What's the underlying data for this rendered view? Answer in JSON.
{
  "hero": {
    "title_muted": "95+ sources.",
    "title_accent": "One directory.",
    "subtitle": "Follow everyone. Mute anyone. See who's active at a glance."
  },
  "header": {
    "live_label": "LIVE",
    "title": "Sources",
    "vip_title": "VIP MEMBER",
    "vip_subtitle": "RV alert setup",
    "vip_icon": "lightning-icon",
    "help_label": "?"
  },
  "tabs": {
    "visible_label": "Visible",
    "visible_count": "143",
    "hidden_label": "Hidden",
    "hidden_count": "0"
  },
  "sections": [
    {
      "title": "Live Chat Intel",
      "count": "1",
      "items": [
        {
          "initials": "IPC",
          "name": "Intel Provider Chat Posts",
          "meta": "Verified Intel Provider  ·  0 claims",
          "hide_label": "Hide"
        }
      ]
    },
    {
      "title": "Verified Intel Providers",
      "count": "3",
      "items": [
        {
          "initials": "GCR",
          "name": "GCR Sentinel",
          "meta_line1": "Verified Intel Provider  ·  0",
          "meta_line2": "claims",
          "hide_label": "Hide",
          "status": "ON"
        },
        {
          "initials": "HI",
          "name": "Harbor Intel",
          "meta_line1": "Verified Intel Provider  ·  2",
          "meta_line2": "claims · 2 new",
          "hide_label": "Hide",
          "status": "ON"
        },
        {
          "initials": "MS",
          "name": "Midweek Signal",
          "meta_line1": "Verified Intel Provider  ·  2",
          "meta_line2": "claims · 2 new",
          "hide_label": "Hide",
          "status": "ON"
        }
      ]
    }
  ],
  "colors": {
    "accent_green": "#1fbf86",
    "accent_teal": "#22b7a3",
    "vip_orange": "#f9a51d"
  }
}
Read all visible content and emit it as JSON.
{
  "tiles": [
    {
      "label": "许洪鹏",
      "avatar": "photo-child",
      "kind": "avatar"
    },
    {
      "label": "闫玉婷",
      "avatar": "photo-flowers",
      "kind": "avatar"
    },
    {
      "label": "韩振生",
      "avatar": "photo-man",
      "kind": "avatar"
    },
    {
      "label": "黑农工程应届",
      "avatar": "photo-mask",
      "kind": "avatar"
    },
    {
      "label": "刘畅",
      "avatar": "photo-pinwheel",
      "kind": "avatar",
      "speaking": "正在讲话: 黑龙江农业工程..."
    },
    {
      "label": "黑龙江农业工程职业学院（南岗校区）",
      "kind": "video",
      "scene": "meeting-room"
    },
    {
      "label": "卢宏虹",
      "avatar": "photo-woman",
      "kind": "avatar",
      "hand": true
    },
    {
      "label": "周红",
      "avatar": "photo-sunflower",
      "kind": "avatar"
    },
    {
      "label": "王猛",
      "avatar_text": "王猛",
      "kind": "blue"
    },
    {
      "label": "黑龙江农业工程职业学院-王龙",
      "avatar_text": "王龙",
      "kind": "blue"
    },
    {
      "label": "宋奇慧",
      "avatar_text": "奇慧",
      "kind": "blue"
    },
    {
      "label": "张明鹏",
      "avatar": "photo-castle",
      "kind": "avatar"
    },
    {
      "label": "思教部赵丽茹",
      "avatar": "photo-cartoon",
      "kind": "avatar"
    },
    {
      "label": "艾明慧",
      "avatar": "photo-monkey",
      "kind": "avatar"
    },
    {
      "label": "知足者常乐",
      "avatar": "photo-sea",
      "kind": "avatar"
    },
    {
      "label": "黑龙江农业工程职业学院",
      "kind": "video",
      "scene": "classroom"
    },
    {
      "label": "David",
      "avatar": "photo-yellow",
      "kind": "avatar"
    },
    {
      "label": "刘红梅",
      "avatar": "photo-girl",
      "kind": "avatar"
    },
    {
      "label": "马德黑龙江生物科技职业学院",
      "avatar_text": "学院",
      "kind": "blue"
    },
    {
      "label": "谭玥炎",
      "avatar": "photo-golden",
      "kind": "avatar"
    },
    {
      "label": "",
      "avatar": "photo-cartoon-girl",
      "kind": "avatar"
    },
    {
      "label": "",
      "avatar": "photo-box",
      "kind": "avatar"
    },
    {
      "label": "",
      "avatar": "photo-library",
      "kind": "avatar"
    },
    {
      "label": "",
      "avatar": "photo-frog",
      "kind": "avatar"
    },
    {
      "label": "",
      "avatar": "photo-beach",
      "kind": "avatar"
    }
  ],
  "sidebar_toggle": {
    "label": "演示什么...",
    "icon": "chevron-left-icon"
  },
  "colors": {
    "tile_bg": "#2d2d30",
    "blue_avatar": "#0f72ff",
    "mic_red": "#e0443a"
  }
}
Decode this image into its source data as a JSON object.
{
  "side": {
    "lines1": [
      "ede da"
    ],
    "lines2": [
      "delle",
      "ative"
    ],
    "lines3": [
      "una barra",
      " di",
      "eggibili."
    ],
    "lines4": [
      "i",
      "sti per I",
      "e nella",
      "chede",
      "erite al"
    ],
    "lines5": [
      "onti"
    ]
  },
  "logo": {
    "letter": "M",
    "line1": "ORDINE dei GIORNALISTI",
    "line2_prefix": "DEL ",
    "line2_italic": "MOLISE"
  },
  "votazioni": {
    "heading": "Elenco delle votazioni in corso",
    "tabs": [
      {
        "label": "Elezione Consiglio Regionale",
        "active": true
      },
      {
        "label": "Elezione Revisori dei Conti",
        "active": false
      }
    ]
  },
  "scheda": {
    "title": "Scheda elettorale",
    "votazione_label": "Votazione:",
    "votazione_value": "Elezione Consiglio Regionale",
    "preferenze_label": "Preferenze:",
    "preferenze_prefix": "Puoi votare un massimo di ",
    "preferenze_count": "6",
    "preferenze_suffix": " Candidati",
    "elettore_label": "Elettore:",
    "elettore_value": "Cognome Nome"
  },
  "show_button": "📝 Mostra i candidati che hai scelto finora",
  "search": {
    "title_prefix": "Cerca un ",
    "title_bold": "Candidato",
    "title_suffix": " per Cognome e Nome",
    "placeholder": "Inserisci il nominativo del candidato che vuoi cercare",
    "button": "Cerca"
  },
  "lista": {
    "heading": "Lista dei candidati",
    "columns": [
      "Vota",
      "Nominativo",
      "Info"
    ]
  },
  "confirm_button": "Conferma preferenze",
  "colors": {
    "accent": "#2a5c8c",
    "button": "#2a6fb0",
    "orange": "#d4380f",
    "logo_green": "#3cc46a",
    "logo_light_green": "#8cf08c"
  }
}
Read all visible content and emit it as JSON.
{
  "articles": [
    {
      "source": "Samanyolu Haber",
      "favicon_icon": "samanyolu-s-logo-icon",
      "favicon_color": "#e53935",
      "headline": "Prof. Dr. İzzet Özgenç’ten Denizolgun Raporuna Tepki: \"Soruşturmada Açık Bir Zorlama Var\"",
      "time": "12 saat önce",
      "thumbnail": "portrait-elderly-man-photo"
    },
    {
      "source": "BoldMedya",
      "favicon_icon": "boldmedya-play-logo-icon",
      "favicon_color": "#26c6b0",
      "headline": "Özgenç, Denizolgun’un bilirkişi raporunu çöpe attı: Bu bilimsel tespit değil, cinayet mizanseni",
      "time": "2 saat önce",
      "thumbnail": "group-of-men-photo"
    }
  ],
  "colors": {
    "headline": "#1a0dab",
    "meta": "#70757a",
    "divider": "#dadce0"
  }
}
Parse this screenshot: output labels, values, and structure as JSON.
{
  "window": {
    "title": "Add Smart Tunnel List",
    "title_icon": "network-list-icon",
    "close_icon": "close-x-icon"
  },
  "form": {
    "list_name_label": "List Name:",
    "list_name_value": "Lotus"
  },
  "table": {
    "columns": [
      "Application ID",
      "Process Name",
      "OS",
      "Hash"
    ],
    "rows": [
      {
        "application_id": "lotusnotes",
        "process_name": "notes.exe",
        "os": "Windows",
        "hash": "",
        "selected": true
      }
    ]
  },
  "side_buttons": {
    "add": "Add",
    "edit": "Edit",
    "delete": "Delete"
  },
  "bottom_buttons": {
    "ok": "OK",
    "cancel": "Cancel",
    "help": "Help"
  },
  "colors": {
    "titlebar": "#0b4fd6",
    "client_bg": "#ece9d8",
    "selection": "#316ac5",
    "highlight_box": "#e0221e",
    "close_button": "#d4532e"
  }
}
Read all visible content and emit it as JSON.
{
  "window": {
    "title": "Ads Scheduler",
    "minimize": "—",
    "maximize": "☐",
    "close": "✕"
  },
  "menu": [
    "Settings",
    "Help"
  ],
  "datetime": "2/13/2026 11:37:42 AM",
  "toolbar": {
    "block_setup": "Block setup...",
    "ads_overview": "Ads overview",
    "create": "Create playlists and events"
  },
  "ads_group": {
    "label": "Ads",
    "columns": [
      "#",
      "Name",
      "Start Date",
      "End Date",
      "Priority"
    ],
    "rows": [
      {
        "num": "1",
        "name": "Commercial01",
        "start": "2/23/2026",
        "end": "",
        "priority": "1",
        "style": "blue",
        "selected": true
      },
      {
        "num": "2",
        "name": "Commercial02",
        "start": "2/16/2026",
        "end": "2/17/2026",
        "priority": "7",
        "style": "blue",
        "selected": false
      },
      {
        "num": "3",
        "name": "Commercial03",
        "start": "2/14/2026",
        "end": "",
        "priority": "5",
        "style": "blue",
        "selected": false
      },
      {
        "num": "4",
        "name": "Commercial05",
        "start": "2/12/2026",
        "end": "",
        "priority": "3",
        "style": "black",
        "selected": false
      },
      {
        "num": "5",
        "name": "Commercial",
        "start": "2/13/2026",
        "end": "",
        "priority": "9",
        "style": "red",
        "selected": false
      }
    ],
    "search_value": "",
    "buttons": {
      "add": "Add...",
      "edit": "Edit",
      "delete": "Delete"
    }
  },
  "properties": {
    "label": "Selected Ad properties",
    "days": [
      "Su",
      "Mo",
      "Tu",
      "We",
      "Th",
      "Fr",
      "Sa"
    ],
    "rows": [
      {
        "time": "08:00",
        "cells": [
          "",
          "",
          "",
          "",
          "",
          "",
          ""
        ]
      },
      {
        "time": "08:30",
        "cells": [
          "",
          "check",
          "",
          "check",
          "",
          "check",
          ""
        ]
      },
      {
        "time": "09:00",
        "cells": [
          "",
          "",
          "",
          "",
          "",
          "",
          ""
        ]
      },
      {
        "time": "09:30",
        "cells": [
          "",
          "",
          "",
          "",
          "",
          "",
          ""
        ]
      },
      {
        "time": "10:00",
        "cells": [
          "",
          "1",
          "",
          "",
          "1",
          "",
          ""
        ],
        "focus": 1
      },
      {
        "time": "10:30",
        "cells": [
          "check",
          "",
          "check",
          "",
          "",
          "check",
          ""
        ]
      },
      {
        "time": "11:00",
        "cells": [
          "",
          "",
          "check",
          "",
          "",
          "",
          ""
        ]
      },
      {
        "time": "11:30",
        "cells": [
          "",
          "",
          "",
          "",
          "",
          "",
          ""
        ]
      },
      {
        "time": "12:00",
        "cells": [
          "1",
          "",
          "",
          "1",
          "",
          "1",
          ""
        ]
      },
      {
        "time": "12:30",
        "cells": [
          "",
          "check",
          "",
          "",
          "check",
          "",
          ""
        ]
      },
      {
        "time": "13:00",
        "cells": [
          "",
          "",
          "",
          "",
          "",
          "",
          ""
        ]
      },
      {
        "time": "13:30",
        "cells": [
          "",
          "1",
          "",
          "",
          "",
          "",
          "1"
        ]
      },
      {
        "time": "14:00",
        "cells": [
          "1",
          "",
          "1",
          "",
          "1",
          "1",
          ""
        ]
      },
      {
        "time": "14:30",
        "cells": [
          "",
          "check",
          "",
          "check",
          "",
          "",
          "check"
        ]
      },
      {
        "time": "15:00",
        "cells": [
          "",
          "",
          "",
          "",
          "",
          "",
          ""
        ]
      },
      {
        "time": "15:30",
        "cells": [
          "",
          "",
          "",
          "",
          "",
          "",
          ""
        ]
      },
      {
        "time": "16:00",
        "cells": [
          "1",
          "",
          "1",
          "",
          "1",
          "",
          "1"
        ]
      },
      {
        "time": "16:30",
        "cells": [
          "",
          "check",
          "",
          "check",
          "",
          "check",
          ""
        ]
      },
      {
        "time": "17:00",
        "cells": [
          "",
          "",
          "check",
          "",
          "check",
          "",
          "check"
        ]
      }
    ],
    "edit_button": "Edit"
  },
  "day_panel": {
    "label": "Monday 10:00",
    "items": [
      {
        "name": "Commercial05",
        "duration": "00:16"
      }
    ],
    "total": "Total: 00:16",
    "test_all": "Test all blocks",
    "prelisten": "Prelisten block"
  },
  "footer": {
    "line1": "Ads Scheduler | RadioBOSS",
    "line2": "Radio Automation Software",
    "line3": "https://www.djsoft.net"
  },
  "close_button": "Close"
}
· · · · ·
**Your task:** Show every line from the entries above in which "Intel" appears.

**Answer below:**
      "title": "Live Chat Intel",
          "name": "Intel Provider Chat Posts",
          "meta": "Verified Intel Provider  ·  0 claims",
      "title": "Verified Intel Providers",
          "meta_line1": "Verified Intel Provider  ·  0",
          "name": "Harbor Intel",
          "meta_line1": "Verified Intel Provider  ·  2",
          "meta_line1": "Verified Intel Provider  ·  2",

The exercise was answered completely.